Susan Tellone, RN, BS, CSN, MSN
Clinical Director, Society for the Prevention of Teen Suicide
The resulting public health concerns stemming from the COVID19 pandemic are the high levels of anxiety and depression. A recent report on the state of mental health in the US released by a national mental health organization reports that 60% of youth with depression did not receive any mental health treatment. It is well documented that depression is a primary risk factor for suicide, but depression in young people often goes unrecognized or untreated.
According to the Center for Disease Control (CDC) the worsening mental health crisis reveals a 31% increase in emergency department (ED) visits for children aged 12 to 17 and 24% for kids aged 5 to 11. Despite recent emphasis on mental health, many families still believe that their child will not be impacted by a mental health issue. Currently, parents have little to no resources on how to recognize if their child is at risk, how to have a conversation if they are worried, or where to go for help.
It is critical to bring this conversation into a trusted and comfortable setting to allow parents/guardians to address concerns and seek options of care. For well over a decade, the Society for the Prevention of Teen Suicide (SPTS) has focused on creating safe spaces for our youth and their families through programs that foster safety and build resilience in our children.
SPTS developed two family-centered resources designed to build an empathic bridge between parents and emergency healthcare providers, pediatricians and schools. The Behavioral Health Toolkit helps families identify surfacing behavioral and mental health issues in their children, provide knowledge to keep them safe and guidance for when to seek professional mental health services. The toolkit, distributed in pediatric offices and schools, focuses on early identification and prevention before a loved one reaches a crisis point. Pediatricians see patients regularly to address physical health needs allowing them opportunity to develop a trusting and therapeutic relationship with the entire family.
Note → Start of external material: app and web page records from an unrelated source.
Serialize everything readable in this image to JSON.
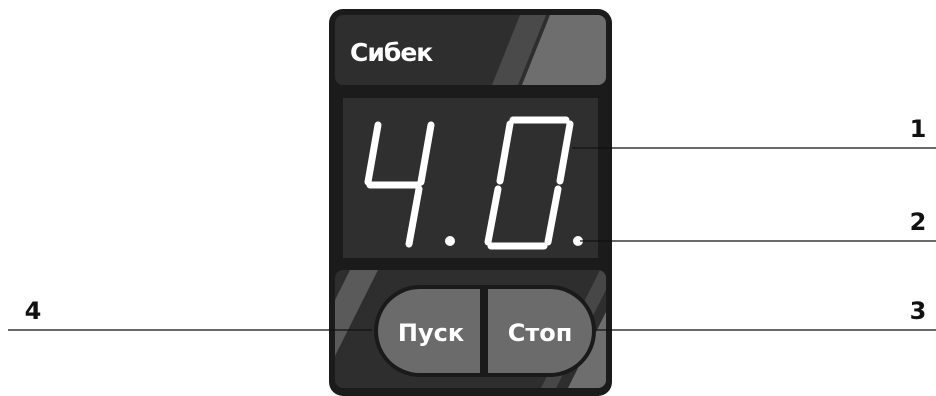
{
  "device": {
    "brand": "Сибек",
    "display": {
      "digits": [
        "4",
        "0"
      ],
      "value": "4.0"
    },
    "buttons": {
      "start_label": "Пуск",
      "stop_label": "Стоп"
    }
  },
  "callouts": [
    {
      "number": "1",
      "target": "display-digits"
    },
    {
      "number": "2",
      "target": "decimal-point"
    },
    {
      "number": "3",
      "target": "stop-button"
    },
    {
      "number": "4",
      "target": "start-button"
    }
  ],
  "colors": {
    "body": "#1b1b1b",
    "panel": "#303030",
    "accent_stripe": "#6e6e6e",
    "button": "#6b6b6b",
    "segment": "#ffffff"
  }
}
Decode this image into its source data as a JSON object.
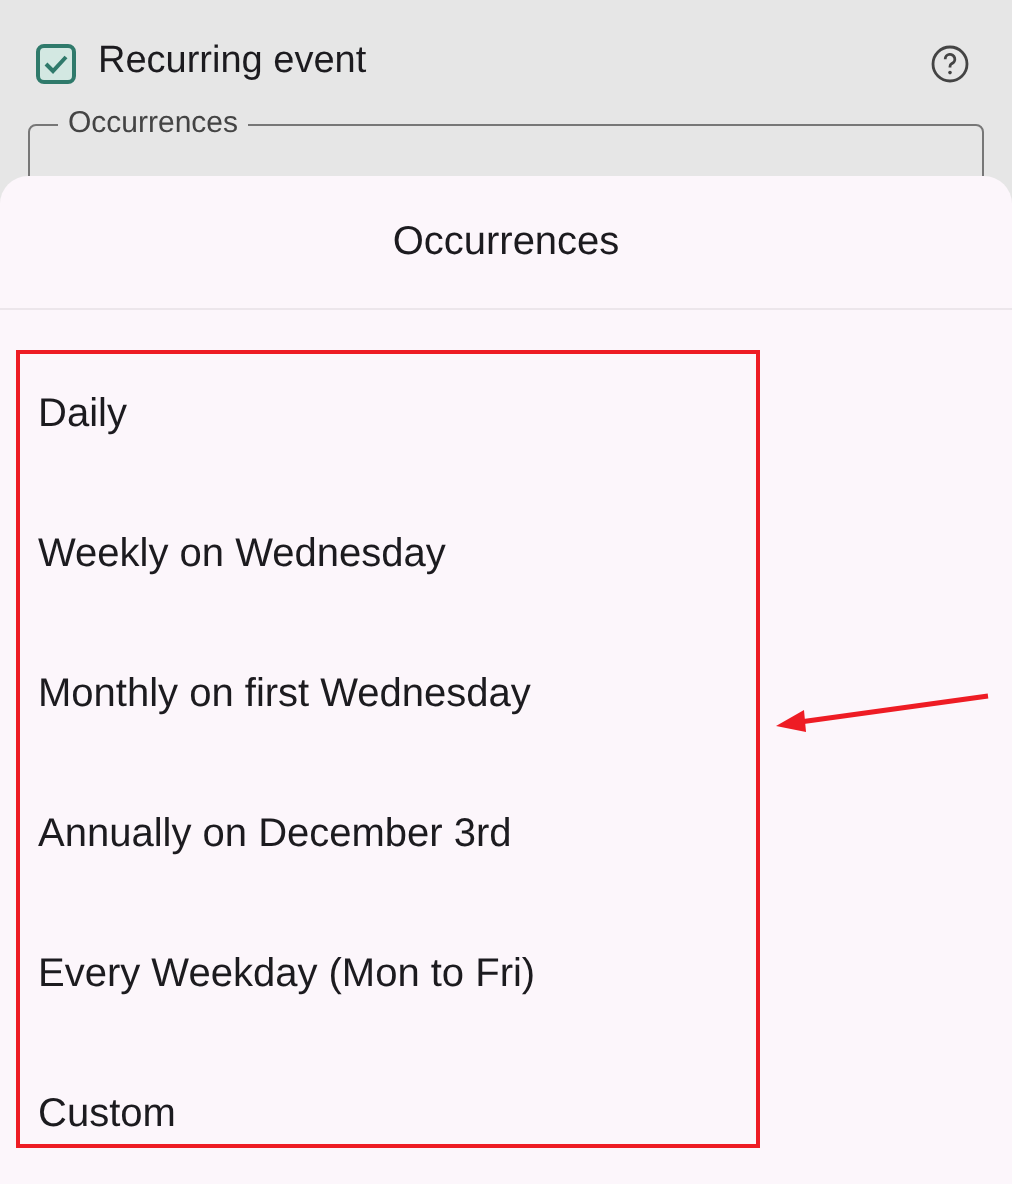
{
  "form": {
    "recurring": {
      "label": "Recurring event",
      "checked": true
    },
    "occurrences_field": {
      "label": "Occurrences"
    }
  },
  "sheet": {
    "title": "Occurrences",
    "options": [
      {
        "label": "Daily"
      },
      {
        "label": "Weekly on Wednesday"
      },
      {
        "label": "Monthly on first Wednesday"
      },
      {
        "label": "Annually on December 3rd"
      },
      {
        "label": "Every Weekday (Mon to Fri)"
      },
      {
        "label": "Custom"
      }
    ]
  }
}
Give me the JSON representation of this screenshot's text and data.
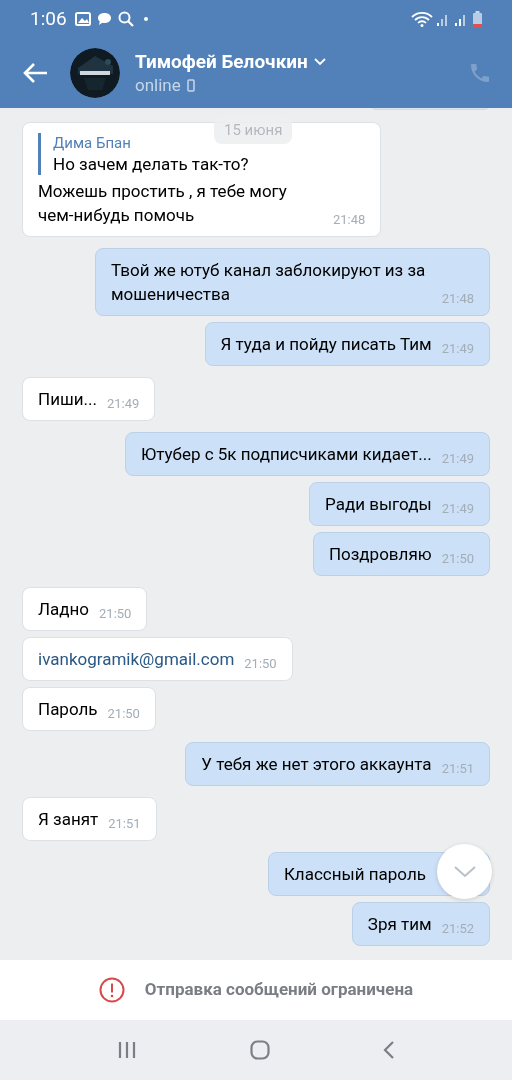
{
  "status_bar": {
    "time": "1:06"
  },
  "header": {
    "name": "Тимофей Белочкин",
    "status": "online",
    "call_disabled": true
  },
  "date_label": "15 июня",
  "messages": [
    {
      "kind": "text",
      "outgoing": false,
      "reply": {
        "author": "Дима Бпан",
        "text": "Но зачем делать так-то?"
      },
      "text": "Можешь простить , я тебе могу чем-нибудь помочь",
      "time": "21:48"
    },
    {
      "kind": "text",
      "outgoing": true,
      "text": "Твой же ютуб канал заблокируют из за мошеничества",
      "time": "21:48"
    },
    {
      "kind": "text",
      "outgoing": true,
      "text": "Я туда и пойду писать Тим",
      "time": "21:49"
    },
    {
      "kind": "text",
      "outgoing": false,
      "text": "Пиши...",
      "time": "21:49"
    },
    {
      "kind": "text",
      "outgoing": true,
      "text": "Ютубер с 5к подписчиками кидает...",
      "time": "21:49"
    },
    {
      "kind": "text",
      "outgoing": true,
      "text": "Ради выгоды",
      "time": "21:49"
    },
    {
      "kind": "text",
      "outgoing": true,
      "text": "Поздровляю",
      "time": "21:50"
    },
    {
      "kind": "text",
      "outgoing": false,
      "text": "Ладно",
      "time": "21:50"
    },
    {
      "kind": "link",
      "outgoing": false,
      "text": "ivankogramik@gmail.com",
      "time": "21:50"
    },
    {
      "kind": "text",
      "outgoing": false,
      "text": "Пароль",
      "time": "21:50"
    },
    {
      "kind": "text",
      "outgoing": true,
      "text": "У тебя же нет этого аккаунта",
      "time": "21:51"
    },
    {
      "kind": "text",
      "outgoing": false,
      "text": "Я занят",
      "time": "21:51"
    },
    {
      "kind": "text",
      "outgoing": true,
      "text": "Классный пароль"
    },
    {
      "kind": "text",
      "outgoing": true,
      "text": "Зря тим",
      "time": "21:52"
    }
  ],
  "restriction_notice": "Отправка сообщений ограничена"
}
Understanding that mental health is as important as physical health will empower everyone to have this honest conversation.
Given to families in hospital emergency departments, the Mental Health Crisis Toolkit, is a comprehensive resource that includes guidance for parents/guardians of an adolescent in the midst of a mental health crisis–an experience that is incredibly frightening, lonely, and confusing to most.
The intentional approach of the toolkit is to calm and inform parents during a critical time. It also promotes positive communication between families and the ED staff.
Too many of our youth in New Jersey are struggling. The conversation has begun but needs to continue. The time is now to reduce the shame and stigma surrounding mental health and work together to help families navigate their children’s well-being and safety. To learn more about the Toolkits please visit www.sptsusa.org/toolkit or contact SPTS at firstname.lastname@example.org.